** RECORDS FOR PROCESSING follows **

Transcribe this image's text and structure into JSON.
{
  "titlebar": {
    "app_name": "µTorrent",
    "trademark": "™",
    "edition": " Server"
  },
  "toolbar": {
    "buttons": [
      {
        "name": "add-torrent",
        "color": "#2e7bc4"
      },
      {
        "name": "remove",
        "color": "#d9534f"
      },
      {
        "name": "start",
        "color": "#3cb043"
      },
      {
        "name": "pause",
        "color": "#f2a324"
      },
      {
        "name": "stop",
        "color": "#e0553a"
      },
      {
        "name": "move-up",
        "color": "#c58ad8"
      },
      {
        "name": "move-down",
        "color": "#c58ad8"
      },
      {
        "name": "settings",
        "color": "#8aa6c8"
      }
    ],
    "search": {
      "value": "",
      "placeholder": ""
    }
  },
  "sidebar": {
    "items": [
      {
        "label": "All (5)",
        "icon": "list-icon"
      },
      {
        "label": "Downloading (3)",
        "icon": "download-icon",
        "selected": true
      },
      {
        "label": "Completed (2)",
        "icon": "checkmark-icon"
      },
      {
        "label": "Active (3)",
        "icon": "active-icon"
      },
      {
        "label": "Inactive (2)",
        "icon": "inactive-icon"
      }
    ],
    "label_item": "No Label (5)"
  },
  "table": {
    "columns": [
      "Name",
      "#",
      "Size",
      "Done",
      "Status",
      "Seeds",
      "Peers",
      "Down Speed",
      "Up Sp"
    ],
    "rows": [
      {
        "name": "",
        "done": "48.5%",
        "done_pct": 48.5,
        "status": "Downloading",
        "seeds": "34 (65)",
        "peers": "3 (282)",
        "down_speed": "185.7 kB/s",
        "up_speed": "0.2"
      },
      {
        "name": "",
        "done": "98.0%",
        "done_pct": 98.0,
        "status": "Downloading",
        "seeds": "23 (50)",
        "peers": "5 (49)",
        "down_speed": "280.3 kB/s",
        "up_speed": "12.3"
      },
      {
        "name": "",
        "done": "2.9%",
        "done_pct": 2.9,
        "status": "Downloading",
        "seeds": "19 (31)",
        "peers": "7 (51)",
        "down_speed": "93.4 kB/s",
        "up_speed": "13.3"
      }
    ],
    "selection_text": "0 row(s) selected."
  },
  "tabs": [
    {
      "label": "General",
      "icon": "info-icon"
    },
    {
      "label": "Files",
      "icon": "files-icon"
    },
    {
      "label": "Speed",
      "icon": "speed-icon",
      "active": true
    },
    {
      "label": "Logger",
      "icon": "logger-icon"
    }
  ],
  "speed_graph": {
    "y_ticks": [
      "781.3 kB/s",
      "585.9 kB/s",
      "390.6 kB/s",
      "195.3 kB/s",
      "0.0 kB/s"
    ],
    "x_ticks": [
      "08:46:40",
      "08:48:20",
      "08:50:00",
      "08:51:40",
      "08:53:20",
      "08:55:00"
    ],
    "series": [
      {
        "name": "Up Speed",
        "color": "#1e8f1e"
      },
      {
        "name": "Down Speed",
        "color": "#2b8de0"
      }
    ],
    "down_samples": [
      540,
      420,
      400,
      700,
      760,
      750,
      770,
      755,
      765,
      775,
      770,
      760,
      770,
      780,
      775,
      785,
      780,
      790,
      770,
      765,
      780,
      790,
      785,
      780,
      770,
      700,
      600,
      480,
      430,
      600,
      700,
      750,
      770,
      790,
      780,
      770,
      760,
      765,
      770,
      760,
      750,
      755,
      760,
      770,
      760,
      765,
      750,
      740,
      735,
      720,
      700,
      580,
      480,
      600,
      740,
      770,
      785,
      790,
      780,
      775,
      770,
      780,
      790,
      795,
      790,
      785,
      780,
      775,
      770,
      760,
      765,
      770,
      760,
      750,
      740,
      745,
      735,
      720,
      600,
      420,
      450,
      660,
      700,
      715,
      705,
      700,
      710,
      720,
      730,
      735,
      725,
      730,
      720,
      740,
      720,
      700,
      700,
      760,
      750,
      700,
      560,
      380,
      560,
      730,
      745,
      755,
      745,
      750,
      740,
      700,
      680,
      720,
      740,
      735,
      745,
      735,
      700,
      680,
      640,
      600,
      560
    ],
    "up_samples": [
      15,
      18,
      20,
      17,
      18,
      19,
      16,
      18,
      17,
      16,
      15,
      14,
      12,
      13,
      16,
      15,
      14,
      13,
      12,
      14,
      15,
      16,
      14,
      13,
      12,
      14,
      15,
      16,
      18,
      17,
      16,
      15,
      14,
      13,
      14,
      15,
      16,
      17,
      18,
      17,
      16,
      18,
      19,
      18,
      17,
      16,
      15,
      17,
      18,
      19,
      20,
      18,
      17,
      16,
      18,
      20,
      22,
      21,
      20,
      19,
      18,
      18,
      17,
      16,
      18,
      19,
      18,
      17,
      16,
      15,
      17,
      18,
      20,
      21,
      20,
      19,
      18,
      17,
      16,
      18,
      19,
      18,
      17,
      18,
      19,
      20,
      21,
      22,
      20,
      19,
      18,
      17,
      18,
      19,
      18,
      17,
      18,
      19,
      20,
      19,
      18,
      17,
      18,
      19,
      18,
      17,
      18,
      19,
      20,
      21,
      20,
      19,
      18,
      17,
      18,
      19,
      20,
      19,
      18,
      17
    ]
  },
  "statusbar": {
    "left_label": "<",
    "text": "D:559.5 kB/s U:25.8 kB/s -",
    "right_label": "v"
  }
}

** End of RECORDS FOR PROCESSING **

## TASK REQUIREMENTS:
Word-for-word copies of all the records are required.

## ANSWER TO THIS PROBLEM:
Transcribe this image's text and structure into JSON.
{
  "titlebar": {
    "app_name": "µTorrent",
    "trademark": "™",
    "edition": " Server"
  },
  "toolbar": {
    "buttons": [
      {
        "name": "add-torrent",
        "color": "#2e7bc4"
      },
      {
        "name": "remove",
        "color": "#d9534f"
      },
      {
        "name": "start",
        "color": "#3cb043"
      },
      {
        "name": "pause",
        "color": "#f2a324"
      },
      {
        "name": "stop",
        "color": "#e0553a"
      },
      {
        "name": "move-up",
        "color": "#c58ad8"
      },
      {
        "name": "move-down",
        "color": "#c58ad8"
      },
      {
        "name": "settings",
        "color": "#8aa6c8"
      }
    ],
    "search": {
      "value": "",
      "placeholder": ""
    }
  },
  "sidebar": {
    "items": [
      {
        "label": "All (5)",
        "icon": "list-icon"
      },
      {
        "label": "Downloading (3)",
        "icon": "download-icon",
        "selected": true
      },
      {
        "label": "Completed (2)",
        "icon": "checkmark-icon"
      },
      {
        "label": "Active (3)",
        "icon": "active-icon"
      },
      {
        "label": "Inactive (2)",
        "icon": "inactive-icon"
      }
    ],
    "label_item": "No Label (5)"
  },
  "table": {
    "columns": [
      "Name",
      "#",
      "Size",
      "Done",
      "Status",
      "Seeds",
      "Peers",
      "Down Speed",
      "Up Sp"
    ],
    "rows": [
      {
        "name": "",
        "done": "48.5%",
        "done_pct": 48.5,
        "status": "Downloading",
        "seeds": "34 (65)",
        "peers": "3 (282)",
        "down_speed": "185.7 kB/s",
        "up_speed": "0.2"
      },
      {
        "name": "",
        "done": "98.0%",
        "done_pct": 98.0,
        "status": "Downloading",
        "seeds": "23 (50)",
        "peers": "5 (49)",
        "down_speed": "280.3 kB/s",
        "up_speed": "12.3"
      },
      {
        "name": "",
        "done": "2.9%",
        "done_pct": 2.9,
        "status": "Downloading",
        "seeds": "19 (31)",
        "peers": "7 (51)",
        "down_speed": "93.4 kB/s",
        "up_speed": "13.3"
      }
    ],
    "selection_text": "0 row(s) selected."
  },
  "tabs": [
    {
      "label": "General",
      "icon": "info-icon"
    },
    {
      "label": "Files",
      "icon": "files-icon"
    },
    {
      "label": "Speed",
      "icon": "speed-icon",
      "active": true
    },
    {
      "label": "Logger",
      "icon": "logger-icon"
    }
  ],
  "speed_graph": {
    "y_ticks": [
      "781.3 kB/s",
      "585.9 kB/s",
      "390.6 kB/s",
      "195.3 kB/s",
      "0.0 kB/s"
    ],
    "x_ticks": [
      "08:46:40",
      "08:48:20",
      "08:50:00",
      "08:51:40",
      "08:53:20",
      "08:55:00"
    ],
    "series": [
      {
        "name": "Up Speed",
        "color": "#1e8f1e"
      },
      {
        "name": "Down Speed",
        "color": "#2b8de0"
      }
    ],
    "down_samples": [
      540,
      420,
      400,
      700,
      760,
      750,
      770,
      755,
      765,
      775,
      770,
      760,
      770,
      780,
      775,
      785,
      780,
      790,
      770,
      765,
      780,
      790,
      785,
      780,
      770,
      700,
      600,
      480,
      430,
      600,
      700,
      750,
      770,
      790,
      780,
      770,
      760,
      765,
      770,
      760,
      750,
      755,
      760,
      770,
      760,
      765,
      750,
      740,
      735,
      720,
      700,
      580,
      480,
      600,
      740,
      770,
      785,
      790,
      780,
      775,
      770,
      780,
      790,
      795,
      790,
      785,
      780,
      775,
      770,
      760,
      765,
      770,
      760,
      750,
      740,
      745,
      735,
      720,
      600,
      420,
      450,
      660,
      700,
      715,
      705,
      700,
      710,
      720,
      730,
      735,
      725,
      730,
      720,
      740,
      720,
      700,
      700,
      760,
      750,
      700,
      560,
      380,
      560,
      730,
      745,
      755,
      745,
      750,
      740,
      700,
      680,
      720,
      740,
      735,
      745,
      735,
      700,
      680,
      640,
      600,
      560
    ],
    "up_samples": [
      15,
      18,
      20,
      17,
      18,
      19,
      16,
      18,
      17,
      16,
      15,
      14,
      12,
      13,
      16,
      15,
      14,
      13,
      12,
      14,
      15,
      16,
      14,
      13,
      12,
      14,
      15,
      16,
      18,
      17,
      16,
      15,
      14,
      13,
      14,
      15,
      16,
      17,
      18,
      17,
      16,
      18,
      19,
      18,
      17,
      16,
      15,
      17,
      18,
      19,
      20,
      18,
      17,
      16,
      18,
      20,
      22,
      21,
      20,
      19,
      18,
      18,
      17,
      16,
      18,
      19,
      18,
      17,
      16,
      15,
      17,
      18,
      20,
      21,
      20,
      19,
      18,
      17,
      16,
      18,
      19,
      18,
      17,
      18,
      19,
      20,
      21,
      22,
      20,
      19,
      18,
      17,
      18,
      19,
      18,
      17,
      18,
      19,
      20,
      19,
      18,
      17,
      18,
      19,
      18,
      17,
      18,
      19,
      20,
      21,
      20,
      19,
      18,
      17,
      18,
      19,
      20,
      19,
      18,
      17
    ]
  },
  "statusbar": {
    "left_label": "<",
    "text": "D:559.5 kB/s U:25.8 kB/s -",
    "right_label": "v"
  }
}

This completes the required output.